- Then, do an n-gram analysis of the keywords and sort by traffic. Here, you want to tag categories and intent.
Then, we run the same analysis for the queries, all queries containing “shoes” or “shoes”, as well as colors and gender. We can do this with regex statements since anything that is “red”, “blue”, “black”, etc. It is labeled as a color category.
- Then, look at the untagged keywords, sorted by traffic and categories / intent tags.
Once you get past the obvious clusters, you may notice patterns like this one. So, here we can see the unclassified “children’s pants” and “children’s hat” groups.
The best thing to do would be to create a regular expression so that things like “babies”, “baby”, “babies” or “babies” are a tag as they are synonymous.
- Additionally, you can scroll through untagged pages, sorted by traffic and by tagged page types.
Since this URL ends with “tall” and “large”, we know these pages are size-relative pages. Then, we can use a regex statement to group these as a size page type as well.
Tools we use for automatic tagging
- Ngram URL tool
- Keywords Ngram tool
- Search Console tagging tool
- Google Cloud
The N-gram tools in combination with the Search Console tagging tool allow us to find models and tag them. We have built one in-house but there are free ones available.
Once we have the data, it is uploaded to the Google cloud and we use Bigquery to access it. From there, you can use Tableau or Google Data Studio for data manipulation.
Case Study: How Automated Tagging Helped Our Client
Okay, to make the benefit of tagging more concrete, let’s look at a real case study of how this helped us quickly understand a drop in traffic.
Our client was an eCommerce site hit by the Google Core May update. We started tagging after the fall and found 5 top models in the ranking drops.
These tables show the difference in clicks from 2 weeks before the update.
Page Types (e.g. product pages, search pages, blogs)
As you can see, page type 1 is the most affected, but page types 2-5 are also.
Requests for intent (e.g. purchase, questions, near me)
Intent 1 dropped sharply, but so did unclassified intent or keywords without a known intent tag. So this lets us know that we needed to look into these uncategorized keywords further to identify the drop and also start excluding a lot of tagged keywords outside of this bucket.
Marche (eg. Nike, LG, etc.)

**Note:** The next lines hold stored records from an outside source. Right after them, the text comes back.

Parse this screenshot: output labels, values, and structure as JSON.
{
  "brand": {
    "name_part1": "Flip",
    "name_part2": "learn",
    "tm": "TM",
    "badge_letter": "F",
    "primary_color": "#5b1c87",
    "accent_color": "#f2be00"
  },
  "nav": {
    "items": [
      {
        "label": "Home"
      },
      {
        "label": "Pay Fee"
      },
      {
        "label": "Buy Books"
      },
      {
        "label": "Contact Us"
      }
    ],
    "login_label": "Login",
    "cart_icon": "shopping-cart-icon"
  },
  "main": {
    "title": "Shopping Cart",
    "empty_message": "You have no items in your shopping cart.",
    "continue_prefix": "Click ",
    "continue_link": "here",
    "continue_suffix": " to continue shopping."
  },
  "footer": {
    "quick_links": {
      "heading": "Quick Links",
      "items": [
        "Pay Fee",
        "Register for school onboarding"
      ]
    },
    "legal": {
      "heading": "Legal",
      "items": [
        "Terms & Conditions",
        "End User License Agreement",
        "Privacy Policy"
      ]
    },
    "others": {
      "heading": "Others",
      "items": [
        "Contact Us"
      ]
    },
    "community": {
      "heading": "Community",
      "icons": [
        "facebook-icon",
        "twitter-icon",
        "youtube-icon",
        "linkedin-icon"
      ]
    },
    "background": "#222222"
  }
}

Again, we see that the uncategorized section is the hardest hit, while brand 1 was also heavily hit.
Categories (eg. Shoes, city)
For categories, we need to look at categories 1 and 2, as well as the unclassified part of the queries.
So far in our investigation, we have noticed that many uncategorized keywords have been most affected by our intentions Queries, brands and categories, so we need to dig into this information.
Keywords with unknown category
Here, we’ve applied our page types to our unknown categories with a custom regex statement specific to this client.
For keywords with unknown categories that fell in rank, pages 1, 4, and 5 account for most of the decline.
Keywords with unknown brands
We have done the same thing here for unknown brands.
We used a regex statement to find where it was true and false when we overlaid our page types.
As you can see, it’s true for page types 1, 4 and 5 while it’s false for page type 2. So, for page type 2, we know we need to find keywords that contain that page type but where the regex statement is false.
This reduces the list of all keywords (in this case 1000) to a few dozen that we have to do manually.
Keyword with unknown intent
Again, looking at the query intent, we can see problems with page types 1,4,5 but the regex statement is false on page type 2. We can take this information and narrow the keyword list to the type of page 2 as we did for unknown Marche.
We now have a priority list of keyword patterns in ranking drops and a list of action items:
- Investigate the page type 1,3,4,5 where the Regex statement is true
- Look at page type 2 where the Regex statement is not true
- Investigate intent 1
- Investigate the trademark 1
- Investigate categories 1 and 2
Since we know how much traffic they have lost, this gives us a chance to know what to send to the developers first as you investigate further smaller models.
If you want more SEO insights, sign up for our LinkedIn newsletter to get exciting results, new SEO research, and a wealth of useful content.